RECORDS SUPPLIED:

.....

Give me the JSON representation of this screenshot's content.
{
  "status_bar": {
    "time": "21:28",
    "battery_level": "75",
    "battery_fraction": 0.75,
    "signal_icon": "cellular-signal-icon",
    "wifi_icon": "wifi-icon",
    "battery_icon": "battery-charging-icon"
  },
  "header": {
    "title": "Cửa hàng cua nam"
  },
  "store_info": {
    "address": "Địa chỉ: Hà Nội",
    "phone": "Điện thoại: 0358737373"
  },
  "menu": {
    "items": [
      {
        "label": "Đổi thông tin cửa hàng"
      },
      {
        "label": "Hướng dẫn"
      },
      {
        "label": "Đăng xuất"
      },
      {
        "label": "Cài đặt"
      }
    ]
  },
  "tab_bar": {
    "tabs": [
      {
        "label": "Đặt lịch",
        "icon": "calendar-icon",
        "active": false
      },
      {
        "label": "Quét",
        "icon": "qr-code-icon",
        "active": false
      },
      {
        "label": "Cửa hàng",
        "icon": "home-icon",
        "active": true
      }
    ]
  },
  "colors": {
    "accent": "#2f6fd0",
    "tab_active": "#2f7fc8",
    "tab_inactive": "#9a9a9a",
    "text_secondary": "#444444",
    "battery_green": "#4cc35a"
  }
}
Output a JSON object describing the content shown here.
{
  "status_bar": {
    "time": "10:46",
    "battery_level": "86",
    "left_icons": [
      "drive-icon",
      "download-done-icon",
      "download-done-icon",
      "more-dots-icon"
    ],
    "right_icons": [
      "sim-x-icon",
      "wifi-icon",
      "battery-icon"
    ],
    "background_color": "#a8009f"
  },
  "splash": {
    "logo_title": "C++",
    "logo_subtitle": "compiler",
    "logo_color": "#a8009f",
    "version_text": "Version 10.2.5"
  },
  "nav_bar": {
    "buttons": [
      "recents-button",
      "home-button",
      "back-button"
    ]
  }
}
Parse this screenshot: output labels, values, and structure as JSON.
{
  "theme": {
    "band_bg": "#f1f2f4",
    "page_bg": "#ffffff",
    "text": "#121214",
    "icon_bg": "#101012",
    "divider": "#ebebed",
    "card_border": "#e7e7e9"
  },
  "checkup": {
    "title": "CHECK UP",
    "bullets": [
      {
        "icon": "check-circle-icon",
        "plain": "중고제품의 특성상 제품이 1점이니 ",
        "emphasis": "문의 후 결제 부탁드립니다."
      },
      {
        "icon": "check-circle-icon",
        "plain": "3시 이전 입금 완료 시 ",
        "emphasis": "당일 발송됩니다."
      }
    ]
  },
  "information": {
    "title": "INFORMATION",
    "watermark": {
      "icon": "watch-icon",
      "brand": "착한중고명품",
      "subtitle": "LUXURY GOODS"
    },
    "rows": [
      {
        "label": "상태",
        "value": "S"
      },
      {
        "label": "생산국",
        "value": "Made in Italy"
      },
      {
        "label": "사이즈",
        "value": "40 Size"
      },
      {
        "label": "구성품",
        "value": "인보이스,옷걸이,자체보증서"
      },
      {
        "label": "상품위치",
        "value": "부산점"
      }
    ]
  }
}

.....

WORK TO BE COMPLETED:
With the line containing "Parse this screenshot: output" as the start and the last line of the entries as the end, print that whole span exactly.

RESPONSE TO THE TASK:
Parse this screenshot: output labels, values, and structure as JSON.
{
  "theme": {
    "band_bg": "#f1f2f4",
    "page_bg": "#ffffff",
    "text": "#121214",
    "icon_bg": "#101012",
    "divider": "#ebebed",
    "card_border": "#e7e7e9"
  },
  "checkup": {
    "title": "CHECK UP",
    "bullets": [
      {
        "icon": "check-circle-icon",
        "plain": "중고제품의 특성상 제품이 1점이니 ",
        "emphasis": "문의 후 결제 부탁드립니다."
      },
      {
        "icon": "check-circle-icon",
        "plain": "3시 이전 입금 완료 시 ",
        "emphasis": "당일 발송됩니다."
      }
    ]
  },
  "information": {
    "title": "INFORMATION",
    "watermark": {
      "icon": "watch-icon",
      "brand": "착한중고명품",
      "subtitle": "LUXURY GOODS"
    },
    "rows": [
      {
        "label": "상태",
        "value": "S"
      },
      {
        "label": "생산국",
        "value": "Made in Italy"
      },
      {
        "label": "사이즈",
        "value": "40 Size"
      },
      {
        "label": "구성품",
        "value": "인보이스,옷걸이,자체보증서"
      },
      {
        "label": "상품위치",
        "value": "부산점"
      }
    ]
  }
}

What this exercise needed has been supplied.